Items from an interface collection:
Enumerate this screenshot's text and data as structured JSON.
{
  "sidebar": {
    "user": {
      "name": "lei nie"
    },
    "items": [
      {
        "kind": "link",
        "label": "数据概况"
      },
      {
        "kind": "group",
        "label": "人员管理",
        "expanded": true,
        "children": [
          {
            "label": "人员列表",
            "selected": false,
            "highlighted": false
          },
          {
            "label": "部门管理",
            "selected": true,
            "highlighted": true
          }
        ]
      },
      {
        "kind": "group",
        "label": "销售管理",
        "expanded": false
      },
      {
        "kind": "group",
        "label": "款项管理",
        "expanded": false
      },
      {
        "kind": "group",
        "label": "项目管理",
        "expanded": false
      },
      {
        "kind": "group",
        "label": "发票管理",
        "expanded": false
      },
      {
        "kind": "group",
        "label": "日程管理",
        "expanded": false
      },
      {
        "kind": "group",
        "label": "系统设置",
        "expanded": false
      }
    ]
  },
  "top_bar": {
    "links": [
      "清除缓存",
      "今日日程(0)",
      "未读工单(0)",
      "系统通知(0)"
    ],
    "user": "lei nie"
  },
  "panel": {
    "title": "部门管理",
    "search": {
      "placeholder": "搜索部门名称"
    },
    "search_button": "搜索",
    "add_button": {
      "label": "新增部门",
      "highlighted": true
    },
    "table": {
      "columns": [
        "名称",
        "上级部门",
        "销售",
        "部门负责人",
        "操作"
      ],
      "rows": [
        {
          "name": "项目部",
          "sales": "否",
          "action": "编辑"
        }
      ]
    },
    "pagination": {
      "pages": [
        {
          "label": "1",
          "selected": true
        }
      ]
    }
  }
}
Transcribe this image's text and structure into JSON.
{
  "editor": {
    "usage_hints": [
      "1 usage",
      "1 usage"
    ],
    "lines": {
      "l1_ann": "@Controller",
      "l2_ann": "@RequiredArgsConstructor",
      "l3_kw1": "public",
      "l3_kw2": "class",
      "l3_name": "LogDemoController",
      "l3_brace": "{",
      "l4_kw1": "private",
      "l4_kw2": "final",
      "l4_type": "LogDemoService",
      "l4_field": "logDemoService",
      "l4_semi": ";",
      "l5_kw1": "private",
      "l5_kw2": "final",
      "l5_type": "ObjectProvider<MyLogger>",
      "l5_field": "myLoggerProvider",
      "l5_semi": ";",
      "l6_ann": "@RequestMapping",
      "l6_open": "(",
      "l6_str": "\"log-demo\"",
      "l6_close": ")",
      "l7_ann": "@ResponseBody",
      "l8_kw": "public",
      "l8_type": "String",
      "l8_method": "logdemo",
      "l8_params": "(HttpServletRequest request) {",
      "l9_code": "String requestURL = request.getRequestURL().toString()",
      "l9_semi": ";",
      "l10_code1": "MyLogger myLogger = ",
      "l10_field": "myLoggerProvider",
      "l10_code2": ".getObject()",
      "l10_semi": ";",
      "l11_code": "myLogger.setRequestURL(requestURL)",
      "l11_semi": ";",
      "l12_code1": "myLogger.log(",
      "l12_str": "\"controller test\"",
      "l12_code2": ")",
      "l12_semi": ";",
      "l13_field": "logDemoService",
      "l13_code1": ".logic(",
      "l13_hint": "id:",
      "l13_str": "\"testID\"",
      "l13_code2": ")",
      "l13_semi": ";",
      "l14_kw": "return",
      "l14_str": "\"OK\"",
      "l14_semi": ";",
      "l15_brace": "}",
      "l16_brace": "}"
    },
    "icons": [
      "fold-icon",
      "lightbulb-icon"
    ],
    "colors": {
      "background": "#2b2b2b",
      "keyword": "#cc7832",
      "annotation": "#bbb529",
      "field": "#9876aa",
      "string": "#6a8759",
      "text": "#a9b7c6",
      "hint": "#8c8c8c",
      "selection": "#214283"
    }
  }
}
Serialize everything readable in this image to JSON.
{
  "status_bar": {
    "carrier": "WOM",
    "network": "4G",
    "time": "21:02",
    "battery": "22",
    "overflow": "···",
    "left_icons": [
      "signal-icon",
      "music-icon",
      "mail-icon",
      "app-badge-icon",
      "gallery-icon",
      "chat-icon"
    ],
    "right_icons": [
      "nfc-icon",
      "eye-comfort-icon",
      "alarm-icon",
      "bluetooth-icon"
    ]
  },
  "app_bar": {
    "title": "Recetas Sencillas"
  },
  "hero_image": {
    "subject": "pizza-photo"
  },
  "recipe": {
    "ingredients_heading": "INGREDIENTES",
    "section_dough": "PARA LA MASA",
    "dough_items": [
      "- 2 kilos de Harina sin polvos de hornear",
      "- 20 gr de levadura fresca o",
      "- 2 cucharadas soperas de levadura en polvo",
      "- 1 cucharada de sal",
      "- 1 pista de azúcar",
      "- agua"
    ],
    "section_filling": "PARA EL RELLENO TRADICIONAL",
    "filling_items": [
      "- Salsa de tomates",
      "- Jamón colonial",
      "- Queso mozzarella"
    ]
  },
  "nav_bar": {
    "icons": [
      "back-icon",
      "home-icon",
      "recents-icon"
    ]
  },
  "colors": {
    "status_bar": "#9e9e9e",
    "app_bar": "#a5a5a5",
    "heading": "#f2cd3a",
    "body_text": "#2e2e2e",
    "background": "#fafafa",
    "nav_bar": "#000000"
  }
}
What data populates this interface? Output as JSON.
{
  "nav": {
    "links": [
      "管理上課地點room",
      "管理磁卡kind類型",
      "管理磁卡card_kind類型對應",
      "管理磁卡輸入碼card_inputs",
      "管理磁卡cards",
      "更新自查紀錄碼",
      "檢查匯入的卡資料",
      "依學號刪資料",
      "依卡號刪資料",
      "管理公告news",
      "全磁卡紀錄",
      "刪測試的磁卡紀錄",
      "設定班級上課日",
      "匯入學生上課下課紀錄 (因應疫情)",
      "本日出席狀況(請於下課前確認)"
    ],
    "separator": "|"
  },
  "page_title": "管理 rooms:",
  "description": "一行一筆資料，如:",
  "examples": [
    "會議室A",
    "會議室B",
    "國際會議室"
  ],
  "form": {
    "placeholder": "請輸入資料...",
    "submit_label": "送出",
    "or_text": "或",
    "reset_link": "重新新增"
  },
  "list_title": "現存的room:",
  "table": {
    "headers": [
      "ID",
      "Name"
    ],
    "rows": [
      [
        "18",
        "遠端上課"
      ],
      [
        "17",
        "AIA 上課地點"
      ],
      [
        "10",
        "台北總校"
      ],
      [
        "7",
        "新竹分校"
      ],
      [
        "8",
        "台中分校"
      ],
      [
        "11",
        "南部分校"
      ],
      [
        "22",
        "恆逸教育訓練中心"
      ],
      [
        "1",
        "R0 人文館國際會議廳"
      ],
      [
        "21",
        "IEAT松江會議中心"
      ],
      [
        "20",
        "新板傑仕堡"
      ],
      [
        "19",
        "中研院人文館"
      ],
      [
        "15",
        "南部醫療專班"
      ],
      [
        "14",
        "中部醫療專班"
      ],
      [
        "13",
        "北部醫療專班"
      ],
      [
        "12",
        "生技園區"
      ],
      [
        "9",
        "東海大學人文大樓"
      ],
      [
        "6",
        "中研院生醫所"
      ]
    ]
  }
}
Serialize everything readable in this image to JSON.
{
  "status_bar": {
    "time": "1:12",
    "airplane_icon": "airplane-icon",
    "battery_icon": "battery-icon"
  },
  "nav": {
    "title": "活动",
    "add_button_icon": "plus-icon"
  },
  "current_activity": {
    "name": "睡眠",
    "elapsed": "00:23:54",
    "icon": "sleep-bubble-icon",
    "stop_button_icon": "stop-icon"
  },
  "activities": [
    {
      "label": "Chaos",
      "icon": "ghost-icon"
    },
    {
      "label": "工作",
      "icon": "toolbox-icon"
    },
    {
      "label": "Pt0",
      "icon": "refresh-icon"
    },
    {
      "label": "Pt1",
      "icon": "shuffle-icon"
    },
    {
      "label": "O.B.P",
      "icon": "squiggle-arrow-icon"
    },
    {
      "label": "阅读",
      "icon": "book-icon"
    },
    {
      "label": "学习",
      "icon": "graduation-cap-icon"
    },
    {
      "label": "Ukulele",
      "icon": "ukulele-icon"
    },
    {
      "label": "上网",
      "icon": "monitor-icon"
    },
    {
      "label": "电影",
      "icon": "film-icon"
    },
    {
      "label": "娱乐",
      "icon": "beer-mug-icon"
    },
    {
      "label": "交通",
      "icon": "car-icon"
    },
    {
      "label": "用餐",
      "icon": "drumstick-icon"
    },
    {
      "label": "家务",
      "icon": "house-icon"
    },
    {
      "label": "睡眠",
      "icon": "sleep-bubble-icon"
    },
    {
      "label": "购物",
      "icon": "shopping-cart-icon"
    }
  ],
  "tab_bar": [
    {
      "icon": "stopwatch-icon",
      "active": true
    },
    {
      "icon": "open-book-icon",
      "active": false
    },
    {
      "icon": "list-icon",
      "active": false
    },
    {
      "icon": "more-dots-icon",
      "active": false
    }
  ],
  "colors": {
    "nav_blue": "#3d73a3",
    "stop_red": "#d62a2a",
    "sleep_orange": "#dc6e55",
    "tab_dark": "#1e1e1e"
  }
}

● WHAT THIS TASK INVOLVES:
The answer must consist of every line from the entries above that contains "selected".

● RESPONSE TO THE TASK:
            "selected": false,
            "selected": true,
          "selected": true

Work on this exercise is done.